Evolutionary Trends in the Mitochondrial Genome of Archaeplastida: How Does the GC Bias Affect the Transition from Water to Land?
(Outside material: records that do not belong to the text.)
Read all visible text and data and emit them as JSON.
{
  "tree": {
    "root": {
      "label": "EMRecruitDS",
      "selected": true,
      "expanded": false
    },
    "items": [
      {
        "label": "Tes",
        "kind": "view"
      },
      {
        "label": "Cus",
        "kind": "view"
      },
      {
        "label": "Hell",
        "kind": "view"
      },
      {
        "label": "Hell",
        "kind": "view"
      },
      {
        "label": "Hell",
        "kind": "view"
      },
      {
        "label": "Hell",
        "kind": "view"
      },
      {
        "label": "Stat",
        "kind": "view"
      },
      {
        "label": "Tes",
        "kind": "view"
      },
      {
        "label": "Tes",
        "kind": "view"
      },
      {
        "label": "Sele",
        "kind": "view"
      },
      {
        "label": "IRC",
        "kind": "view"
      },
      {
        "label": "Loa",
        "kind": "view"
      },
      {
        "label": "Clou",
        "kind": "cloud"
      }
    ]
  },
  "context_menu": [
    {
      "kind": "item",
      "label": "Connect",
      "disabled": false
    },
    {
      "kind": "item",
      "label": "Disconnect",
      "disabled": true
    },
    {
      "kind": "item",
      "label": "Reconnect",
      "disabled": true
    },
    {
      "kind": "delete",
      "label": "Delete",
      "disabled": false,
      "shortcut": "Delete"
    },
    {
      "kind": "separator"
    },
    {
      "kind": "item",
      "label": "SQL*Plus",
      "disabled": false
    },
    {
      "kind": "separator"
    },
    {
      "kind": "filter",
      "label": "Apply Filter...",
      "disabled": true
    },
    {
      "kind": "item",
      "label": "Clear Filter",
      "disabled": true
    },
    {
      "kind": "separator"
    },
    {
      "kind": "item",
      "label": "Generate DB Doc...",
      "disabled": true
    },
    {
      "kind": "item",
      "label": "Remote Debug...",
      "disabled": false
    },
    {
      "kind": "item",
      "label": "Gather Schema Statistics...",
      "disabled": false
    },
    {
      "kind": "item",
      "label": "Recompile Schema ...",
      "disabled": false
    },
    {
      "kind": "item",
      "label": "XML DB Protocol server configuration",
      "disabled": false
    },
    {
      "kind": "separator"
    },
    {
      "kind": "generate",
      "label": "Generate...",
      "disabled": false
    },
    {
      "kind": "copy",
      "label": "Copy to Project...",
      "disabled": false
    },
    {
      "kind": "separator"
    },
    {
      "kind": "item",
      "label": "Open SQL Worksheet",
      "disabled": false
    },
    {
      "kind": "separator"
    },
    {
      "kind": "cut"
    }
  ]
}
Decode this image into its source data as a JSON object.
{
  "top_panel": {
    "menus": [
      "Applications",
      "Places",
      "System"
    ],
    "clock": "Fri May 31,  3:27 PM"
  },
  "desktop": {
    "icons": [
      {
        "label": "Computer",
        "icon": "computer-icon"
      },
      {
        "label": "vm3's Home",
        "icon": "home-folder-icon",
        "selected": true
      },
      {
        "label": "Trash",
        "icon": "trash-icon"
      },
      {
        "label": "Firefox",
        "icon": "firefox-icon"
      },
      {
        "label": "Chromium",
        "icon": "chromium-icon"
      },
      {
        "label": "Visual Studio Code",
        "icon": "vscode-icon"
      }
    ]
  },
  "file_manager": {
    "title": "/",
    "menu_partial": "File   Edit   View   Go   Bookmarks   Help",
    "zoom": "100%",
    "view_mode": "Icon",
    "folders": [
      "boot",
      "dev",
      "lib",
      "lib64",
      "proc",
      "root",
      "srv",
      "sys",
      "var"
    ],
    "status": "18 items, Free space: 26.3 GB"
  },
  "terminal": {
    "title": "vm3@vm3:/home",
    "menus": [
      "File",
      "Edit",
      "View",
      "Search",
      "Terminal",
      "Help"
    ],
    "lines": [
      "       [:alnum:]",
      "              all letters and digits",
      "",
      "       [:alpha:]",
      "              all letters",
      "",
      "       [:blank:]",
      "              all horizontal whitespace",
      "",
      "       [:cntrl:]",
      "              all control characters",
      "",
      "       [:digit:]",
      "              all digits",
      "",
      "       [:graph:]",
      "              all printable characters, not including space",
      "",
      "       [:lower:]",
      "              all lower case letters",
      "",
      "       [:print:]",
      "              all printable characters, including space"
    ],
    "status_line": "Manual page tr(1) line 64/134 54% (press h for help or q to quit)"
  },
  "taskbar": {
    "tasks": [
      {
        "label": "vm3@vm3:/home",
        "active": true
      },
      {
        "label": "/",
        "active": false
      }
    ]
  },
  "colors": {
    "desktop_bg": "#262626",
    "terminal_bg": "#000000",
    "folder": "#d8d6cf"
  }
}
Among the most intriguing mysteries in the evolutionary biology of photosynthetic organisms are the genesis and consequences of the dramatic increase in the mitochondrial and nuclear genome sizes, together with the concomitant evolution of the three genetic compartments, particularly during the transition from water to land. To clarify the evolutionary trends in the mitochondrial genome of Archaeplastida, we analyzed the sequences from 37 complete genomes. Therefore, we utilized mitochondrial, plastidial and nuclear ribosomal DNA molecular markers on 100 species of Streptophyta for each subunit. Hierarchical models of sequence evolution were fitted to test the heterogeneity in the base composition. The best resulting phylogenies were used for reconstructing the ancestral Guanine-Cytosine (GC) content and equilibrium GC frequency (GC*) using non-homogeneous and non-stationary models fitted with a maximum likelihood approach. The mitochondrial genome length was strongly related to repetitive sequences across Archaeplastida evolution; however, the length seemed not to be linked to the other studied variables, as different lineages showed diverse evolutionary patterns. In contrast, Streptophyta exhibited a powerful positive relationship between the GC content, non-coding DNA, and repetitive sequences, while the evolution of Chlorophyta reflected a strong positive linear relationship between the genome length and the number of genes.